[Required action]
Check each line of the data for "time" and select those that have it.
=== Begin Enclosure ===
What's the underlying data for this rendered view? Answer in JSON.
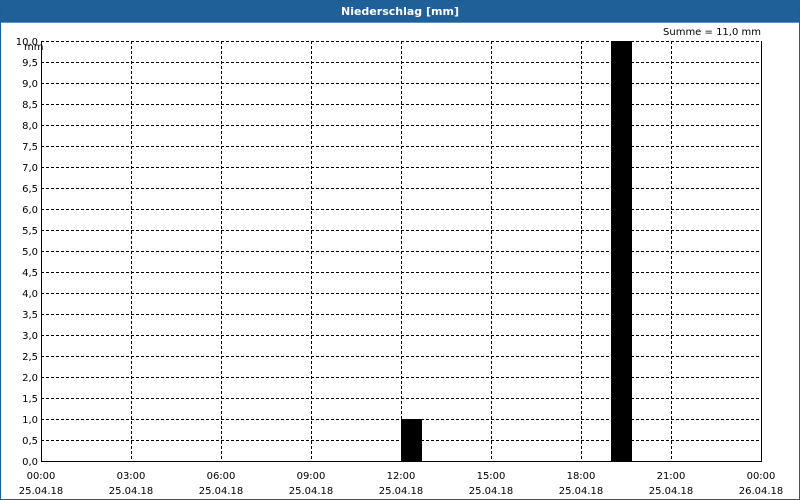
{
  "window": {
    "title": "Niederschlag [mm]"
  },
  "summary": "Summe = 11,0 mm",
  "colors": {
    "titlebar": "#1f6099",
    "bar": "#000000",
    "grid": "#000000"
  },
  "chart_data": {
    "type": "bar",
    "title": "Niederschlag [mm]",
    "ylabel": "mm",
    "ylim": [
      0,
      10
    ],
    "ystep": 0.5,
    "ytick_labels": [
      "0,0",
      "0,5",
      "1,0",
      "1,5",
      "2,0",
      "2,5",
      "3,0",
      "3,5",
      "4,0",
      "4,5",
      "5,0",
      "5,5",
      "6,0",
      "6,5",
      "7,0",
      "7,5",
      "8,0",
      "8,5",
      "9,0",
      "9,5",
      "10,0"
    ],
    "xlim_hours": [
      0,
      24
    ],
    "xticks": [
      {
        "hour": 0,
        "time": "00:00",
        "date": "25.04.18"
      },
      {
        "hour": 3,
        "time": "03:00",
        "date": "25.04.18"
      },
      {
        "hour": 6,
        "time": "06:00",
        "date": "25.04.18"
      },
      {
        "hour": 9,
        "time": "09:00",
        "date": "25.04.18"
      },
      {
        "hour": 12,
        "time": "12:00",
        "date": "25.04.18"
      },
      {
        "hour": 15,
        "time": "15:00",
        "date": "25.04.18"
      },
      {
        "hour": 18,
        "time": "18:00",
        "date": "25.04.18"
      },
      {
        "hour": 21,
        "time": "21:00",
        "date": "25.04.18"
      },
      {
        "hour": 24,
        "time": "00:00",
        "date": "26.04.18"
      }
    ],
    "bars": [
      {
        "start_hour": 12.0,
        "end_hour": 12.7,
        "value": 1.0
      },
      {
        "start_hour": 19.0,
        "end_hour": 19.7,
        "value": 10.0
      }
    ],
    "grid": true
  }
}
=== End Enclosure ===
[Solution to this exercise]
        "time": "00:00",
        "time": "03:00",
        "time": "06:00",
        "time": "09:00",
        "time": "12:00",
        "time": "15:00",
        "time": "18:00",
        "time": "21:00",
        "time": "00:00",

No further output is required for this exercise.